Data for this task:

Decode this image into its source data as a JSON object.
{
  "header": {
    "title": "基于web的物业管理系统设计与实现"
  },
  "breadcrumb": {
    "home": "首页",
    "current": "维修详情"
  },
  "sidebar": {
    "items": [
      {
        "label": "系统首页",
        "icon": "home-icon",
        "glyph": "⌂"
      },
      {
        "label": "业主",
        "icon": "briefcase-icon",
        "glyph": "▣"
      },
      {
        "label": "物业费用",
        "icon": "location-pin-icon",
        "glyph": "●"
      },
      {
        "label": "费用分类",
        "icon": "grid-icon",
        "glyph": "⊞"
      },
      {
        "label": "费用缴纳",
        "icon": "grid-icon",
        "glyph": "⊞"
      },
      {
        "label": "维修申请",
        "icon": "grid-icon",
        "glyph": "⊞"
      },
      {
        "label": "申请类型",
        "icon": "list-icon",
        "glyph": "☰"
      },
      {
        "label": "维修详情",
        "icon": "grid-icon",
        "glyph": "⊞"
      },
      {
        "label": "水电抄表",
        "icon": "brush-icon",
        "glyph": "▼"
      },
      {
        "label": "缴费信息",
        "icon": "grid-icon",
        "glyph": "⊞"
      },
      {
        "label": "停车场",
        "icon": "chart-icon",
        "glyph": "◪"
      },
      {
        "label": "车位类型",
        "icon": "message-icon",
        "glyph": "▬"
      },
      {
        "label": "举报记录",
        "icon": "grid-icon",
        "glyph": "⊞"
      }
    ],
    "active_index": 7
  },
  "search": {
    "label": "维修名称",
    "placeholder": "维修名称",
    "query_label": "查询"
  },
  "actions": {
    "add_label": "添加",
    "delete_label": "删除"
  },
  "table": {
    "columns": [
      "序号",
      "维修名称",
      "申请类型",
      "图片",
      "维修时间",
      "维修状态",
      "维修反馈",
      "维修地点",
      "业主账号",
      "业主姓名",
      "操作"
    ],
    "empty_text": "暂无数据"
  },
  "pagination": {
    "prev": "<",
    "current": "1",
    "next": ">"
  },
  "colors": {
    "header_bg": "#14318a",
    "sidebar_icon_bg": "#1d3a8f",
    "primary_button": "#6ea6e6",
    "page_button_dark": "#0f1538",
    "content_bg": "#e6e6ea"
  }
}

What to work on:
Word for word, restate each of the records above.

Your response:
Decode this image into its source data as a JSON object.
{
  "header": {
    "title": "基于web的物业管理系统设计与实现"
  },
  "breadcrumb": {
    "home": "首页",
    "current": "维修详情"
  },
  "sidebar": {
    "items": [
      {
        "label": "系统首页",
        "icon": "home-icon",
        "glyph": "⌂"
      },
      {
        "label": "业主",
        "icon": "briefcase-icon",
        "glyph": "▣"
      },
      {
        "label": "物业费用",
        "icon": "location-pin-icon",
        "glyph": "●"
      },
      {
        "label": "费用分类",
        "icon": "grid-icon",
        "glyph": "⊞"
      },
      {
        "label": "费用缴纳",
        "icon": "grid-icon",
        "glyph": "⊞"
      },
      {
        "label": "维修申请",
        "icon": "grid-icon",
        "glyph": "⊞"
      },
      {
        "label": "申请类型",
        "icon": "list-icon",
        "glyph": "☰"
      },
      {
        "label": "维修详情",
        "icon": "grid-icon",
        "glyph": "⊞"
      },
      {
        "label": "水电抄表",
        "icon": "brush-icon",
        "glyph": "▼"
      },
      {
        "label": "缴费信息",
        "icon": "grid-icon",
        "glyph": "⊞"
      },
      {
        "label": "停车场",
        "icon": "chart-icon",
        "glyph": "◪"
      },
      {
        "label": "车位类型",
        "icon": "message-icon",
        "glyph": "▬"
      },
      {
        "label": "举报记录",
        "icon": "grid-icon",
        "glyph": "⊞"
      }
    ],
    "active_index": 7
  },
  "search": {
    "label": "维修名称",
    "placeholder": "维修名称",
    "query_label": "查询"
  },
  "actions": {
    "add_label": "添加",
    "delete_label": "删除"
  },
  "table": {
    "columns": [
      "序号",
      "维修名称",
      "申请类型",
      "图片",
      "维修时间",
      "维修状态",
      "维修反馈",
      "维修地点",
      "业主账号",
      "业主姓名",
      "操作"
    ],
    "empty_text": "暂无数据"
  },
  "pagination": {
    "prev": "<",
    "current": "1",
    "next": ">"
  },
  "colors": {
    "header_bg": "#14318a",
    "sidebar_icon_bg": "#1d3a8f",
    "primary_button": "#6ea6e6",
    "page_button_dark": "#0f1538",
    "content_bg": "#e6e6ea"
  }
}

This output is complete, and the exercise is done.